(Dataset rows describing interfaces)
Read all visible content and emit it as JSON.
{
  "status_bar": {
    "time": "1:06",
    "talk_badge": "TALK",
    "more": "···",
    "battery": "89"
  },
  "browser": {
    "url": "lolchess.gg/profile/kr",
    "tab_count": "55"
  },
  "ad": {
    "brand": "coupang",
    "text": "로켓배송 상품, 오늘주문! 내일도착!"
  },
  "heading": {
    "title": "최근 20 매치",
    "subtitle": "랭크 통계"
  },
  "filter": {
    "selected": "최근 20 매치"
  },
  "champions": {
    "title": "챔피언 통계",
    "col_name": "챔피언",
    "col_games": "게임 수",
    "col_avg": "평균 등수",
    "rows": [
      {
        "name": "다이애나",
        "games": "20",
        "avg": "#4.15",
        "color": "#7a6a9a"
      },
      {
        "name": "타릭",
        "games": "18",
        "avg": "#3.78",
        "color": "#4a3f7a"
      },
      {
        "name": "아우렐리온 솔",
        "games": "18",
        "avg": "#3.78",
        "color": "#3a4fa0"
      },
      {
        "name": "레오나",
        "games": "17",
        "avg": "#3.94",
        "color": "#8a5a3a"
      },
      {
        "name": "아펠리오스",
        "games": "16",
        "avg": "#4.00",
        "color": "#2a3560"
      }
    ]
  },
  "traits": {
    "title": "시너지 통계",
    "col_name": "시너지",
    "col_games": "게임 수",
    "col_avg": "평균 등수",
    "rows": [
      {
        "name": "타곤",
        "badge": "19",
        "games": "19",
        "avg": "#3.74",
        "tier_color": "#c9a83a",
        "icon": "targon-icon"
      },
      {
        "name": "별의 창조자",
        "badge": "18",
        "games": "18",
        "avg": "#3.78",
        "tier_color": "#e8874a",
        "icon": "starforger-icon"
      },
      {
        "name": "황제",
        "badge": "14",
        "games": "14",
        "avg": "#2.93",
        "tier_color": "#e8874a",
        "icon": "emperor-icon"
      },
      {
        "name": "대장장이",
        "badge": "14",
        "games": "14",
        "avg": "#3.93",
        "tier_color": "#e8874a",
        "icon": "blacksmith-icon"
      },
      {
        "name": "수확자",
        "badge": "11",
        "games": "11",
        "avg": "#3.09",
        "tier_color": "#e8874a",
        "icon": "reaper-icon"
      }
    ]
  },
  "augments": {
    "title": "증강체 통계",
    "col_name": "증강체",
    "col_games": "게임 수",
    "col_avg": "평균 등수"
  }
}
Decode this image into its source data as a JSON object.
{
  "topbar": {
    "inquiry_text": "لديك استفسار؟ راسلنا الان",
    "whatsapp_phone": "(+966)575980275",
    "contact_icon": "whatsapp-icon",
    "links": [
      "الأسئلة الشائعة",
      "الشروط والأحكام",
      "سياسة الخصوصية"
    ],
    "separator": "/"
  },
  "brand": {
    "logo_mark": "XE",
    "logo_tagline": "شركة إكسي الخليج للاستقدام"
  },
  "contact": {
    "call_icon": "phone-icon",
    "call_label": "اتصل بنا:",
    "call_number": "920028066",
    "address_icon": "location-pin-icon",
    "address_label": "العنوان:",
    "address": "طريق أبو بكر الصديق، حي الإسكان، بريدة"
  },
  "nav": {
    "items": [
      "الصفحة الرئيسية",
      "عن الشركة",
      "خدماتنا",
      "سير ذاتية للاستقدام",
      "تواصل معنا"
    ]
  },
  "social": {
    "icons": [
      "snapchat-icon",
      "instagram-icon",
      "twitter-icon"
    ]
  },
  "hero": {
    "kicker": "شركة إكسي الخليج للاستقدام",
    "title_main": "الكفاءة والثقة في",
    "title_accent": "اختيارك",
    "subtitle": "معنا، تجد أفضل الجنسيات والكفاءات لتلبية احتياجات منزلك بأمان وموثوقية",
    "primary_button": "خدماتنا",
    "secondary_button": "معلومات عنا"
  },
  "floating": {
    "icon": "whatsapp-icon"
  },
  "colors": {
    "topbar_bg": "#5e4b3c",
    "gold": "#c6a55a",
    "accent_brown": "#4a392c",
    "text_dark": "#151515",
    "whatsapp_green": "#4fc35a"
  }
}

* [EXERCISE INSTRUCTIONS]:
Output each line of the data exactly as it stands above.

* [OUTPUT BELOW]:
Read all visible content and emit it as JSON.
{
  "status_bar": {
    "time": "1:06",
    "talk_badge": "TALK",
    "more": "···",
    "battery": "89"
  },
  "browser": {
    "url": "lolchess.gg/profile/kr",
    "tab_count": "55"
  },
  "ad": {
    "brand": "coupang",
    "text": "로켓배송 상품, 오늘주문! 내일도착!"
  },
  "heading": {
    "title": "최근 20 매치",
    "subtitle": "랭크 통계"
  },
  "filter": {
    "selected": "최근 20 매치"
  },
  "champions": {
    "title": "챔피언 통계",
    "col_name": "챔피언",
    "col_games": "게임 수",
    "col_avg": "평균 등수",
    "rows": [
      {
        "name": "다이애나",
        "games": "20",
        "avg": "#4.15",
        "color": "#7a6a9a"
      },
      {
        "name": "타릭",
        "games": "18",
        "avg": "#3.78",
        "color": "#4a3f7a"
      },
      {
        "name": "아우렐리온 솔",
        "games": "18",
        "avg": "#3.78",
        "color": "#3a4fa0"
      },
      {
        "name": "레오나",
        "games": "17",
        "avg": "#3.94",
        "color": "#8a5a3a"
      },
      {
        "name": "아펠리오스",
        "games": "16",
        "avg": "#4.00",
        "color": "#2a3560"
      }
    ]
  },
  "traits": {
    "title": "시너지 통계",
    "col_name": "시너지",
    "col_games": "게임 수",
    "col_avg": "평균 등수",
    "rows": [
      {
        "name": "타곤",
        "badge": "19",
        "games": "19",
        "avg": "#3.74",
        "tier_color": "#c9a83a",
        "icon": "targon-icon"
      },
      {
        "name": "별의 창조자",
        "badge": "18",
        "games": "18",
        "avg": "#3.78",
        "tier_color": "#e8874a",
        "icon": "starforger-icon"
      },
      {
        "name": "황제",
        "badge": "14",
        "games": "14",
        "avg": "#2.93",
        "tier_color": "#e8874a",
        "icon": "emperor-icon"
      },
      {
        "name": "대장장이",
        "badge": "14",
        "games": "14",
        "avg": "#3.93",
        "tier_color": "#e8874a",
        "icon": "blacksmith-icon"
      },
      {
        "name": "수확자",
        "badge": "11",
        "games": "11",
        "avg": "#3.09",
        "tier_color": "#e8874a",
        "icon": "reaper-icon"
      }
    ]
  },
  "augments": {
    "title": "증강체 통계",
    "col_name": "증강체",
    "col_games": "게임 수",
    "col_avg": "평균 등수"
  }
}
Decode this image into its source data as a JSON object.
{
  "topbar": {
    "inquiry_text": "لديك استفسار؟ راسلنا الان",
    "whatsapp_phone": "(+966)575980275",
    "contact_icon": "whatsapp-icon",
    "links": [
      "الأسئلة الشائعة",
      "الشروط والأحكام",
      "سياسة الخصوصية"
    ],
    "separator": "/"
  },
  "brand": {
    "logo_mark": "XE",
    "logo_tagline": "شركة إكسي الخليج للاستقدام"
  },
  "contact": {
    "call_icon": "phone-icon",
    "call_label": "اتصل بنا:",
    "call_number": "920028066",
    "address_icon": "location-pin-icon",
    "address_label": "العنوان:",
    "address": "طريق أبو بكر الصديق، حي الإسكان، بريدة"
  },
  "nav": {
    "items": [
      "الصفحة الرئيسية",
      "عن الشركة",
      "خدماتنا",
      "سير ذاتية للاستقدام",
      "تواصل معنا"
    ]
  },
  "social": {
    "icons": [
      "snapchat-icon",
      "instagram-icon",
      "twitter-icon"
    ]
  },
  "hero": {
    "kicker": "شركة إكسي الخليج للاستقدام",
    "title_main": "الكفاءة والثقة في",
    "title_accent": "اختيارك",
    "subtitle": "معنا، تجد أفضل الجنسيات والكفاءات لتلبية احتياجات منزلك بأمان وموثوقية",
    "primary_button": "خدماتنا",
    "secondary_button": "معلومات عنا"
  },
  "floating": {
    "icon": "whatsapp-icon"
  },
  "colors": {
    "topbar_bg": "#5e4b3c",
    "gold": "#c6a55a",
    "accent_brown": "#4a392c",
    "text_dark": "#151515",
    "whatsapp_green": "#4fc35a"
  }
}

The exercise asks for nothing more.